When can dyslexia be identified?
Dyslexia will normally become apparent during the early years of schooling, when a child shows an unexplained difficulty in reading despite having all the skills, such as intelligence and verbal ability, which are necessary to read. Even though dyslexia can become apparent in the early years many children are not identified and an evaluation may not be done until adulthood.
How does an unidentified child cope with dyslexia at school?
Many unidentified children develop coping strategies both positive and negative, which can disguise dyslexia. Most children with dyslexia have to work much harder than their peers to remember and apply classroom information. Some children with dyslexia pretend to be less intelligent than they actually are,this is a negative coping strategy.
Research on early identification:

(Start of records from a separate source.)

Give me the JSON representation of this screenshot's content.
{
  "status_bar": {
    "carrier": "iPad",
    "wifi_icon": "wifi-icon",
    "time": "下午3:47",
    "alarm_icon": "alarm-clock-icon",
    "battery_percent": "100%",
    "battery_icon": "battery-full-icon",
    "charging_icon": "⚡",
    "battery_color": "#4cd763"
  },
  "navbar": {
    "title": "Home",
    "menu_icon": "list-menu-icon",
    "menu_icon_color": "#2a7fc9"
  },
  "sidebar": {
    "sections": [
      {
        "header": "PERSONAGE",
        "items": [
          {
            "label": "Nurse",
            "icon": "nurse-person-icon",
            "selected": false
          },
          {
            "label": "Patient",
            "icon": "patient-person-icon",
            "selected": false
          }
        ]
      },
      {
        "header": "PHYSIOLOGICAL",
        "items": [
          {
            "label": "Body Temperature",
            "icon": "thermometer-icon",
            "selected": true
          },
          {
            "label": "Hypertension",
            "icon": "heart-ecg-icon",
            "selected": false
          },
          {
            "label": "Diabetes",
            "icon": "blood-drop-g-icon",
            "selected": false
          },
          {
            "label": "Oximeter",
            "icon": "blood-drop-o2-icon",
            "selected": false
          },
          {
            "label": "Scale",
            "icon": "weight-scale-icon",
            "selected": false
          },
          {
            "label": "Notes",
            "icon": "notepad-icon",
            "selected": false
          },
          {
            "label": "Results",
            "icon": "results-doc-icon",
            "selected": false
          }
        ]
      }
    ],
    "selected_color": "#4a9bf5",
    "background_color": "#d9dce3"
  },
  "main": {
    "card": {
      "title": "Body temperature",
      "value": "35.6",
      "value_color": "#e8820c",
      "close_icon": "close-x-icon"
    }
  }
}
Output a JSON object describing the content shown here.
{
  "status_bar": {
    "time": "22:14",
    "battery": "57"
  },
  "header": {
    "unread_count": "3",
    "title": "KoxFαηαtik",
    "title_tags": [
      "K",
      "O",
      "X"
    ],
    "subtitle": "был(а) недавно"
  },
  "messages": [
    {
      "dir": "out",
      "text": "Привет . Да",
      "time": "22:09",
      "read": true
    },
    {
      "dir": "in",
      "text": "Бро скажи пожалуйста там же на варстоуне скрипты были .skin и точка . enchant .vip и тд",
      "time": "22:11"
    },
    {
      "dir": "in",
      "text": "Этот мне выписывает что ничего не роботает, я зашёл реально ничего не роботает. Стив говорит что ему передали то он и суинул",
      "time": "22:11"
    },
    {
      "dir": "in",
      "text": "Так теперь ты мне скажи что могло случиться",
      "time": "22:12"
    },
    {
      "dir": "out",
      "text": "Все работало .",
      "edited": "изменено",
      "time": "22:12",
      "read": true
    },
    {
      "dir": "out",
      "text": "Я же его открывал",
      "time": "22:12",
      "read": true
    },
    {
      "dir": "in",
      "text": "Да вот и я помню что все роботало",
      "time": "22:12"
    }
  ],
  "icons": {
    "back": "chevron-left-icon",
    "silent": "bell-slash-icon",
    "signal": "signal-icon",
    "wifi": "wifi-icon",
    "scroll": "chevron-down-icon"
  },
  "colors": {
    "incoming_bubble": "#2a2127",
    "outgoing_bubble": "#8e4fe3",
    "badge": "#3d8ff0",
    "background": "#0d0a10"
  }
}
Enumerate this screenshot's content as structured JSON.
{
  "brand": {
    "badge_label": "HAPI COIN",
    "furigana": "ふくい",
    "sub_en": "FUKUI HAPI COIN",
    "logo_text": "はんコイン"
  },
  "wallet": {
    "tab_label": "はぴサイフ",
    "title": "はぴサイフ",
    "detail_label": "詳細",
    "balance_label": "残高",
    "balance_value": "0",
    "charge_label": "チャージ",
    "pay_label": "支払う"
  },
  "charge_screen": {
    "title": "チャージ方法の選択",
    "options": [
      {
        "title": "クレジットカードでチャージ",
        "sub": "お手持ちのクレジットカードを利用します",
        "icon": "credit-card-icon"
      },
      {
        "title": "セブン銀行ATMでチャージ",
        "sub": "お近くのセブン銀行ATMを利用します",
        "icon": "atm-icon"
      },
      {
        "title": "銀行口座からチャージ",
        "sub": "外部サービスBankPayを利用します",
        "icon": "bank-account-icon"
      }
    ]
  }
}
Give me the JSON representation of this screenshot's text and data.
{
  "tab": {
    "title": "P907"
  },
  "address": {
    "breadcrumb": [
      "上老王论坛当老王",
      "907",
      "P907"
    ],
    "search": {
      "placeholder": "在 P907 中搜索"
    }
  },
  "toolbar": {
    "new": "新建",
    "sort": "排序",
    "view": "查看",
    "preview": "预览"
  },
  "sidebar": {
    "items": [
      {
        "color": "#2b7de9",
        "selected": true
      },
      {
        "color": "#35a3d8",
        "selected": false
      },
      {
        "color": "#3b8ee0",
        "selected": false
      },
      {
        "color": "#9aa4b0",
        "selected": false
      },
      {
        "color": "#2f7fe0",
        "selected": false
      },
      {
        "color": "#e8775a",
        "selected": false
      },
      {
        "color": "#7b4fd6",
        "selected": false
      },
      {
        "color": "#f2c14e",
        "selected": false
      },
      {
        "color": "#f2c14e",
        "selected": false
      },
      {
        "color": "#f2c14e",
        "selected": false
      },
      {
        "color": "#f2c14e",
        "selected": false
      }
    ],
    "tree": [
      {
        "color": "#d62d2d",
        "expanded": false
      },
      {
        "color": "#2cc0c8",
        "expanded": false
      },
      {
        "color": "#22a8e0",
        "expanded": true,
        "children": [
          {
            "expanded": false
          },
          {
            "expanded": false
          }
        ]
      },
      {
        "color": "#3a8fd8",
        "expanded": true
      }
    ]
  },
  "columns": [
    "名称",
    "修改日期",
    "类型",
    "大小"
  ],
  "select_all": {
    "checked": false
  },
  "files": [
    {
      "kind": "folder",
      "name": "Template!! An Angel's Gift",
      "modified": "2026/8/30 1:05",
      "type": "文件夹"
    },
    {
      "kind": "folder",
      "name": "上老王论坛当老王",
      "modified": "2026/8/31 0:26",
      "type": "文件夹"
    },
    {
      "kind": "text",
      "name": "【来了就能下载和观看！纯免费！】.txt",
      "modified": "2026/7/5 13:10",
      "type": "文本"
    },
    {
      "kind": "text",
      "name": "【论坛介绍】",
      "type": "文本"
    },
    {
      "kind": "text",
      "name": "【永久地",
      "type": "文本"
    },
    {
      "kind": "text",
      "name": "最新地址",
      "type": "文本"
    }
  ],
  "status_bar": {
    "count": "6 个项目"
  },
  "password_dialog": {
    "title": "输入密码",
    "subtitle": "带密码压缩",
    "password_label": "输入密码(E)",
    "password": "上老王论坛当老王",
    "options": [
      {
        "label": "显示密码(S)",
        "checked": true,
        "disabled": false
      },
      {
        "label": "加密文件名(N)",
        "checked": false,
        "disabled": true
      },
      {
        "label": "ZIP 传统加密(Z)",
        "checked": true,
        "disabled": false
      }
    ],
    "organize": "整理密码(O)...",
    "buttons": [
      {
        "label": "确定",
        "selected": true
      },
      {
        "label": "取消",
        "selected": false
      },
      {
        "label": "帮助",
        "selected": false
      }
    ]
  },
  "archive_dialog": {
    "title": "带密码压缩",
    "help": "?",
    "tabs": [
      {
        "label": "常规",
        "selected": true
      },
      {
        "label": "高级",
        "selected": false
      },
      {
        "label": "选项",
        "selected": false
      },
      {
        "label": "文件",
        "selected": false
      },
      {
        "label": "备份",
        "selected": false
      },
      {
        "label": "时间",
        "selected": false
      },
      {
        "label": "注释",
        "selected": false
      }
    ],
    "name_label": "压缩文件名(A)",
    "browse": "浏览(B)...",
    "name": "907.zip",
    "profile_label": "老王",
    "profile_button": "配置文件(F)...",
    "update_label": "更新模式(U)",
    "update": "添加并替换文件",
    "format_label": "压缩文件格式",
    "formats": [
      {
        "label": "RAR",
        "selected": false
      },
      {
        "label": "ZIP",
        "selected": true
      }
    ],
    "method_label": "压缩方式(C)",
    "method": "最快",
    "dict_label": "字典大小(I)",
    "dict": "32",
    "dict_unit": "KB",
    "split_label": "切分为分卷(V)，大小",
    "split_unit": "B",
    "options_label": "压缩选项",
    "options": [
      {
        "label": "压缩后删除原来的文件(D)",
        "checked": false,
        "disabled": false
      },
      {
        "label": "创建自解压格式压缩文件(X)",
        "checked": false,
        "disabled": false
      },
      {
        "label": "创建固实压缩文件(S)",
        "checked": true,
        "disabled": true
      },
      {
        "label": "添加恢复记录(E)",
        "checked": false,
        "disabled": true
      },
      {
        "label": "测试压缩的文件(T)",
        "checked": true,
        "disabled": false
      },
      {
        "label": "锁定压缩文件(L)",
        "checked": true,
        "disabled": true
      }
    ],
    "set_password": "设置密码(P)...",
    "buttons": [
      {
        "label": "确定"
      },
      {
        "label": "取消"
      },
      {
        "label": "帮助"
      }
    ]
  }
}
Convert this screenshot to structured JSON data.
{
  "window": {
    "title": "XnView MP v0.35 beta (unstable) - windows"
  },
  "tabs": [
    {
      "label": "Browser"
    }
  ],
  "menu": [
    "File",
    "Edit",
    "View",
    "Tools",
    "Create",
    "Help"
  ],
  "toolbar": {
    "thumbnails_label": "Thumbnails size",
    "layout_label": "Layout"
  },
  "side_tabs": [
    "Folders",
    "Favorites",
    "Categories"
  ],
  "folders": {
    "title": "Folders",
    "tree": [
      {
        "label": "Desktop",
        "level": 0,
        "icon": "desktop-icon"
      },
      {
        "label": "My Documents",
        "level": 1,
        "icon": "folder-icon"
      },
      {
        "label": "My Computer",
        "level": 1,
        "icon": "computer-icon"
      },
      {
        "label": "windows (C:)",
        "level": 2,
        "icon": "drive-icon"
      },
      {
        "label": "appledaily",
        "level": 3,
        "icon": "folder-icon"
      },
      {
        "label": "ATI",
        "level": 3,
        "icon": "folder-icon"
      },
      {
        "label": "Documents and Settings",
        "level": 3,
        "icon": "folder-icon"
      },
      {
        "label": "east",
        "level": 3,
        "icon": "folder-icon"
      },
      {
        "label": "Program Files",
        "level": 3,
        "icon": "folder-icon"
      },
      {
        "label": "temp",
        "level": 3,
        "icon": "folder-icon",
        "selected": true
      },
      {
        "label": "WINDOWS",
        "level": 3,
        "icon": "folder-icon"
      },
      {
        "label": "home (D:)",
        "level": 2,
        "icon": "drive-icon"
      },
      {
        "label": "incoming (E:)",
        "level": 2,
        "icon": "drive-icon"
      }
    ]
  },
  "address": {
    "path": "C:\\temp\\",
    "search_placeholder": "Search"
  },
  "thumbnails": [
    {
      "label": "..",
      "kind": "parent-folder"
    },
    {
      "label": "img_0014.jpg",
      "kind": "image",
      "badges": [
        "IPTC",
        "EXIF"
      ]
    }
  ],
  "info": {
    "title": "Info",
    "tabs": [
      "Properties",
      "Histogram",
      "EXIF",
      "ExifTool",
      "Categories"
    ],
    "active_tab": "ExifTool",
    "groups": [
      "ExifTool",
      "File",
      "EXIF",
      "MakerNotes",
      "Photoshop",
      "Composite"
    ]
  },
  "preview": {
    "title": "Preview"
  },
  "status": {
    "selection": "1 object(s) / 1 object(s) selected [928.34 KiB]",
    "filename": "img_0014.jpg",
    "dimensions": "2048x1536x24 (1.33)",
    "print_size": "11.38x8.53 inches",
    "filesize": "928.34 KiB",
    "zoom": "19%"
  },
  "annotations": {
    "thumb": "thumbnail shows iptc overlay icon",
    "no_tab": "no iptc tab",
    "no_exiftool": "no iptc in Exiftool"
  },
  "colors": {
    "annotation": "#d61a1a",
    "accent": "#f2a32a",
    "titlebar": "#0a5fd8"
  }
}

The earlier a child with dyslexia charactertistics is identified the sooner that child can be directed to effective instruction for their specific need. A child identified earlier and assisted without the extra burden of the secondary effects setting in, which can include; low self esteem, frustration, loss of motivation for learning, social and emotional issues including attentional difficulties.
What can you do:
Learn about the common characteristics of dyslexia, trust your gut feelings and do something about it.Effective screening for dyslexia will tell you a lot about the type of teaching your child requires.If you feel that your child is displaying symptoms of dyslexia, do not listen if someone says, "They will grow out of it" or "All children progress at their own rate". No one grows out of dyslexia and time is valuable when it comes to dyslexia and a child's postive self esteem. See "Could it be dyslexia" for common characteristics.
ADA Free Members Pre Assessment Screening
ADA can provide an accessible free initial dyslexia pre assessment to all members to gauge whether the difficulties may be due to an underlying nature reflective of a dyslexia profile. This ADA service is in place to avoid the following;
1. Children and adults being unnecessarily tested
2. Paying high prices upfront for full assessments
Schools have a responsibility so let's work together
The ADA offers its members information on the best practices for the identification of dyslexia and reading difficulties. The ADA work within a system which encourages a partnership between ADA services and the school. Please do not spend loads of dollars on any external report/s which offer no evidence based educational treatment.Remember there are no quick fixes for literacy difficulties and the earlier a child is identified the better! Contact ADA, so that we can work with you and your child's school first.
Email ADA: firstname.lastname@example.org